**What you need to do**
Each entry must be output once more without any change.

::: Task inputs :::

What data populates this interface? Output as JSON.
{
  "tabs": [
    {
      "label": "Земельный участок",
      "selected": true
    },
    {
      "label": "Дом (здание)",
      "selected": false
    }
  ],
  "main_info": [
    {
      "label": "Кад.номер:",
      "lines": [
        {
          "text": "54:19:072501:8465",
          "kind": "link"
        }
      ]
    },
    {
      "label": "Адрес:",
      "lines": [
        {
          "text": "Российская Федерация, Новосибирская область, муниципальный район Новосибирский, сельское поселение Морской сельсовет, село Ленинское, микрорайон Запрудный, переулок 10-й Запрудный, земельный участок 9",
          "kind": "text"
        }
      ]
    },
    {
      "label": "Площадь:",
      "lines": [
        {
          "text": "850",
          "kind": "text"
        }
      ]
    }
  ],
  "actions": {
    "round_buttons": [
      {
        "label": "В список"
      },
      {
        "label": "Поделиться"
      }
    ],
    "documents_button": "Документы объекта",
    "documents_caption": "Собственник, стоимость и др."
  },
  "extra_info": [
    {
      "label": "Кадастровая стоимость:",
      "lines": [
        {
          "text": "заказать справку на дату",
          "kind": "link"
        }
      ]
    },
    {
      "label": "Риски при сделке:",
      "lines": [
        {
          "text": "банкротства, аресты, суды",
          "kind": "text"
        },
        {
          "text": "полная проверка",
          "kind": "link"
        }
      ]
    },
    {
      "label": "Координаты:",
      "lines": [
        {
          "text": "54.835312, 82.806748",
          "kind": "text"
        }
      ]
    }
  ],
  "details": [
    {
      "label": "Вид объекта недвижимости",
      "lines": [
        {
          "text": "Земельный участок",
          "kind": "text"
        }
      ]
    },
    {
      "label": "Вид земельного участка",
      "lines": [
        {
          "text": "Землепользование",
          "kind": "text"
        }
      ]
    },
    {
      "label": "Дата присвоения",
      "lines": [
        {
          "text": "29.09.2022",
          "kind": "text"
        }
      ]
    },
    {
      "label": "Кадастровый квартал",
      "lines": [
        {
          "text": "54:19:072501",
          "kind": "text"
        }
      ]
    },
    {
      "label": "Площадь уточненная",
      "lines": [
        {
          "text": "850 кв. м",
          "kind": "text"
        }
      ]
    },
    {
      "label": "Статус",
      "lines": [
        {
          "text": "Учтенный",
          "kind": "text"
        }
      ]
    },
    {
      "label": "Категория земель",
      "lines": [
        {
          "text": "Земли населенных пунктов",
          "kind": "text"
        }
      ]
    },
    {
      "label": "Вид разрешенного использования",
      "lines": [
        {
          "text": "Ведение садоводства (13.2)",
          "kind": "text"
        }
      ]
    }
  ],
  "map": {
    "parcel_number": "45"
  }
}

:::

**Output of the task**
What data populates this interface? Output as JSON.
{
  "tabs": [
    {
      "label": "Земельный участок",
      "selected": true
    },
    {
      "label": "Дом (здание)",
      "selected": false
    }
  ],
  "main_info": [
    {
      "label": "Кад.номер:",
      "lines": [
        {
          "text": "54:19:072501:8465",
          "kind": "link"
        }
      ]
    },
    {
      "label": "Адрес:",
      "lines": [
        {
          "text": "Российская Федерация, Новосибирская область, муниципальный район Новосибирский, сельское поселение Морской сельсовет, село Ленинское, микрорайон Запрудный, переулок 10-й Запрудный, земельный участок 9",
          "kind": "text"
        }
      ]
    },
    {
      "label": "Площадь:",
      "lines": [
        {
          "text": "850",
          "kind": "text"
        }
      ]
    }
  ],
  "actions": {
    "round_buttons": [
      {
        "label": "В список"
      },
      {
        "label": "Поделиться"
      }
    ],
    "documents_button": "Документы объекта",
    "documents_caption": "Собственник, стоимость и др."
  },
  "extra_info": [
    {
      "label": "Кадастровая стоимость:",
      "lines": [
        {
          "text": "заказать справку на дату",
          "kind": "link"
        }
      ]
    },
    {
      "label": "Риски при сделке:",
      "lines": [
        {
          "text": "банкротства, аресты, суды",
          "kind": "text"
        },
        {
          "text": "полная проверка",
          "kind": "link"
        }
      ]
    },
    {
      "label": "Координаты:",
      "lines": [
        {
          "text": "54.835312, 82.806748",
          "kind": "text"
        }
      ]
    }
  ],
  "details": [
    {
      "label": "Вид объекта недвижимости",
      "lines": [
        {
          "text": "Земельный участок",
          "kind": "text"
        }
      ]
    },
    {
      "label": "Вид земельного участка",
      "lines": [
        {
          "text": "Землепользование",
          "kind": "text"
        }
      ]
    },
    {
      "label": "Дата присвоения",
      "lines": [
        {
          "text": "29.09.2022",
          "kind": "text"
        }
      ]
    },
    {
      "label": "Кадастровый квартал",
      "lines": [
        {
          "text": "54:19:072501",
          "kind": "text"
        }
      ]
    },
    {
      "label": "Площадь уточненная",
      "lines": [
        {
          "text": "850 кв. м",
          "kind": "text"
        }
      ]
    },
    {
      "label": "Статус",
      "lines": [
        {
          "text": "Учтенный",
          "kind": "text"
        }
      ]
    },
    {
      "label": "Категория земель",
      "lines": [
        {
          "text": "Земли населенных пунктов",
          "kind": "text"
        }
      ]
    },
    {
      "label": "Вид разрешенного использования",
      "lines": [
        {
          "text": "Ведение садоводства (13.2)",
          "kind": "text"
        }
      ]
    }
  ],
  "map": {
    "parcel_number": "45"
  }
}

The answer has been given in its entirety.